From the junior physician attempting to start a pilot study to the seasoned researcher in the final years of an academic grant, the harsh reality of medical research funding constantly looms. Young researchers have faced the worst funding in half a century. The competition for public research grants has intensified to the point where less than 15% of proposals obtain funding. The $1.55 billion budget cut to the National Institute of Health (NIH) in 2013 alone resulted in an estimated 640 fewer research studies receiving funding. Researchers are now encouraged to prepare for grant applications years in advance and to expect several rounds of rejection before a project may receive funding. When a project does finally succeed in obtaining a grant, the amount may be less than the proposed budget, resulting in study modifications that may not be able to answer the original question.
Faced with such daunting odds, a small but growing number of researchers are turning to crowdfunding as a way to fund projects. Researcher from a wide spectrum of disciplines are using crowdfunding platforms such as Kickstarter or Indigogo to supplement existing research project budgets or even as the sole source of funding for a project. The advent of science specific crowdfunding websites such as Experiment and Consano have allowed researchers to tap into the crowdfunding market. From tagging hammerhead sharks in Hawai'i to large randomized controlled trials in cancer, research program from all disciplines are taking advantage of such platforms to expose their projects to the public in the hopes of getting money.
My colleagues (Dr. James S. Khan and Dr. P.J. Devereaux) and I conducted a study to evaluate the success of crowdfunding campaigns to fund scientific studies. Our results were recently published in the Lancet. Hunting through the major crowdfunding platforms, my team and I sifted through thousands of campaigns to identify those attempting to raise money for scientific research. Our results suggest that crowdfunding maybe a viable source of funding for research studies.
Our analysis focused on crowdfunding for randomized controlled trials in humans - which included everything from cannabis for the treatment of attention deficit disorder to the use of mistletoe extract in the treatment of cancer to novel treatment strategies in multiple sclerosis. Randomized controlled trials are typically considered the gold standard in evaluating an intervention compared to a placebo or standard of care. We restricted our analysis to crowdfunding campaigns affiliated with research institutes or universities. In totality, 62% of all campaigns met funding targets; significantly better than the 15% success rate when applying for a public research grant. Furthermore, even the unsuccessful campaigns managed to raise some amount of funds. Our results showed that of the successful campaigns, 63% were for small pilot studies or phase 1 studies - where researchers test a treatment in a small group individuals for the first time, usually as a proof of concept and to assess safety. The remainder of crowdfunding campaigns were for larger phase 3 studies, which are typically conducted on a large group of individuals to prove that a drug or intervention actually has benefit. While some of the campaign targets were for small amount of funding (in the range of a few thousand dollars), many campaigns raised over $100,000. A crowdfunding campaign out of Uppsala University raised over $3,000,000 to start a randomized clinical trial of using a virus to target and treat neuroendocrine tumours - without such funding the project likely would not have proceeded. Despite the apparent success of science based crowdfunding campaigns, it is unclear why some programs are more successful than other. Future research is needed to evaluate what factors and strategies can optimize a campaigns fundraising potential.

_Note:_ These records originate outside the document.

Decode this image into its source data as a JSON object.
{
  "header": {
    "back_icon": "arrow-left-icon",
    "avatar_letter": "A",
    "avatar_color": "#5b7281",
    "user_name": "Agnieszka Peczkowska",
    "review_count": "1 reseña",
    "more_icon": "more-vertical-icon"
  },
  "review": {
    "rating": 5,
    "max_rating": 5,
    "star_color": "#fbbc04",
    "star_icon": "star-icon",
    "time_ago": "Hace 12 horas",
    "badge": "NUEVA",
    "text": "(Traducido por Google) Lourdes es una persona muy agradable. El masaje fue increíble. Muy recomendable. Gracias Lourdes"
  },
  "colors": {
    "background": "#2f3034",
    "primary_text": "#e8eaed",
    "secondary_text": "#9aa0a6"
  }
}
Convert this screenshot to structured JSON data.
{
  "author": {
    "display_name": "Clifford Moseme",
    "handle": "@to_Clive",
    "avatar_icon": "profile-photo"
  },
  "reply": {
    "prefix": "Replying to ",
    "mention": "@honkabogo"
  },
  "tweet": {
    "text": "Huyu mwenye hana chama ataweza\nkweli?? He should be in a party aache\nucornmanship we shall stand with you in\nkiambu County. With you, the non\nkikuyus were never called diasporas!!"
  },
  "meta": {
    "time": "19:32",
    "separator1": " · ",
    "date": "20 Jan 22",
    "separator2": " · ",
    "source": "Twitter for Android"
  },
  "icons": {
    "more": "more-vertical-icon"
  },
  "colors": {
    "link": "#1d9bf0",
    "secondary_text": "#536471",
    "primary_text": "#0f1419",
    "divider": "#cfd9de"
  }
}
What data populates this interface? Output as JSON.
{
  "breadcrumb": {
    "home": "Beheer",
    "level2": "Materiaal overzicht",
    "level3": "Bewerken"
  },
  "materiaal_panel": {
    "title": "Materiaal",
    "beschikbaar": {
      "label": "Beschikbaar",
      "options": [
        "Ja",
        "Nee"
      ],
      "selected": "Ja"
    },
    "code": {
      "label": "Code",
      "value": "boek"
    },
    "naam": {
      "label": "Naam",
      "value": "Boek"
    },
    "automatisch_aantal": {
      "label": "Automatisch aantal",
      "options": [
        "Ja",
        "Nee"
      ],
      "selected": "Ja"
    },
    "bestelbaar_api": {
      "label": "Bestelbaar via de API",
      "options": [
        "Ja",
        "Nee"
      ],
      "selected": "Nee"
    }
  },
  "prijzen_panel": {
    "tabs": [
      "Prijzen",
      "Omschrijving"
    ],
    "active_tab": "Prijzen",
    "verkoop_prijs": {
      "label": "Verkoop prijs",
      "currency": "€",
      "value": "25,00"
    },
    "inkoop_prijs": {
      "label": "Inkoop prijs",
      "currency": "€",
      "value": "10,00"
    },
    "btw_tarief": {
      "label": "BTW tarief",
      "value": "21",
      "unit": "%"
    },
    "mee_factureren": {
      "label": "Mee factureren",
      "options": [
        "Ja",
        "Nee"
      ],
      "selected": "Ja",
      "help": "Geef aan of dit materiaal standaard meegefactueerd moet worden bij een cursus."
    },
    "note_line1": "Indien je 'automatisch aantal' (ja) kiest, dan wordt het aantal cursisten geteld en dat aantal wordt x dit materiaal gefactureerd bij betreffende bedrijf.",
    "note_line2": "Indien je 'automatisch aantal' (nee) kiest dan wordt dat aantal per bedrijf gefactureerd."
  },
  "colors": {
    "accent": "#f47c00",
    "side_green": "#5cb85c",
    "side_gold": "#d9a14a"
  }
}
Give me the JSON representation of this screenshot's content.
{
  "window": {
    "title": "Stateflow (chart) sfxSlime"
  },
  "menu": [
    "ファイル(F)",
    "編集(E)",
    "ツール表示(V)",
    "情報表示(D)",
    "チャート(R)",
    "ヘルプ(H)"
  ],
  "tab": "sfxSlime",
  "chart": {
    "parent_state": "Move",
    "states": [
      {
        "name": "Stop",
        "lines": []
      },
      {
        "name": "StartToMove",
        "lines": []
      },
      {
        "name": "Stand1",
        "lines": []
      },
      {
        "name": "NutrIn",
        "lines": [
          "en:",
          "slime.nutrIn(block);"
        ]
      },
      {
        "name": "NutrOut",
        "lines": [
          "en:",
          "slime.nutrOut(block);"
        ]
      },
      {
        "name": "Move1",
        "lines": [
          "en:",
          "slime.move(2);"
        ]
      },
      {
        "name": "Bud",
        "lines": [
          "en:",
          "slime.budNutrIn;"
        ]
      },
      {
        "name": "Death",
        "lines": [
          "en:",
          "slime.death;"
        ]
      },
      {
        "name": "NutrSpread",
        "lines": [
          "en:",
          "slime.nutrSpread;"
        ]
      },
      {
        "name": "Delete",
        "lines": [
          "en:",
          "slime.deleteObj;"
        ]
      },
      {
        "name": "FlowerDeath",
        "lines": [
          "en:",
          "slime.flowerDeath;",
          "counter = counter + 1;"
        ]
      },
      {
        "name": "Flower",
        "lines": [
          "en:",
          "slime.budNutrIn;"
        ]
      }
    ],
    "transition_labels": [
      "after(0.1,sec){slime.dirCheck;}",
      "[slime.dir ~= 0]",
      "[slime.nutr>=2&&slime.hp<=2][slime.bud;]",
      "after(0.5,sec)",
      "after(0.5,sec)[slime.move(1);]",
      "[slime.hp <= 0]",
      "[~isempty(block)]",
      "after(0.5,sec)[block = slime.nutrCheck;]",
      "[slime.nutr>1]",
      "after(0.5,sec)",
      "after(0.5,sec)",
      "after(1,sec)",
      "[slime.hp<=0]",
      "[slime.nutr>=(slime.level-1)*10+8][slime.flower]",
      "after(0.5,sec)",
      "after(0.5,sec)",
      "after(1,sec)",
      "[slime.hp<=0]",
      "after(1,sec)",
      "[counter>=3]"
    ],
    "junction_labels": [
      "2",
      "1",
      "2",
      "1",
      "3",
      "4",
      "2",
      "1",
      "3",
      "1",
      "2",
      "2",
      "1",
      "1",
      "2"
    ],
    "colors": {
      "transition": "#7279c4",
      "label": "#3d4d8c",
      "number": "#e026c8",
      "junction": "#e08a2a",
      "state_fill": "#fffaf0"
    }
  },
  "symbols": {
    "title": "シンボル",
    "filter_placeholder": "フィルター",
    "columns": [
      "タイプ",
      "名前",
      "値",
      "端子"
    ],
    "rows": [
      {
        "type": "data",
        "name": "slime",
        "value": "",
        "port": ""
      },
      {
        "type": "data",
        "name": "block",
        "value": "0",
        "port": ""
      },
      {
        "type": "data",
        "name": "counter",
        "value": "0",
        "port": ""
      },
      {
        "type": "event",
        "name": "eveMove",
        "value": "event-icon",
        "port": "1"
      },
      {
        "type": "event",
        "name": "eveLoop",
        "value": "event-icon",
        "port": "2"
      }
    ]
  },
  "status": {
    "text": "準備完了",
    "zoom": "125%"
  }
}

Crowdfunding campaigns to advance research is not only in the domain of scientists. Through my research, I got in touch with Paul Watson, a father of down syndrome child who was running a crowdfunding campaign for the University of Texas Southwestern Medical Centre. He has now raised over $83,000 (above the campaign target of $75,000) to help fund the first pilot randomized clinical trial of Prozac in mothers who are expecting a down syndrome child. Prozac has shown promise in animal models of down syndrome to improve neurodevelopment and cognition in mice. The human trial is now underway and recruitment has already begun.
Such results are encouraging and have important implications for researchers. Arguments can be made that funding for projects should be awarded only after careful scrutiny by a panel of scientific peers, as is the current practice with grant competitions. However, given the current research climate many projects deserving of money go unfunded, especially smaller pilot studies. Such studies are often conducted by younger faculty who many not be as successful compared to established researchers at obtaining grants. These projects are critically important as they provide data to justify conducting larger trials and can help leverage younger researcher to obtain larger grants down the road. Furthermore, crowdfunding campaigns can be used by experience researchers to supplement existing funds which may allow a graduate student to be hired or further experiments to be conducted. As national research institute tighten their belts and success rates at grant applications plummet, researchers must search elsewhere to support their projects. Crowdfunding may just be the place to look.
Disclosures: I have no relevant disclosures for this post.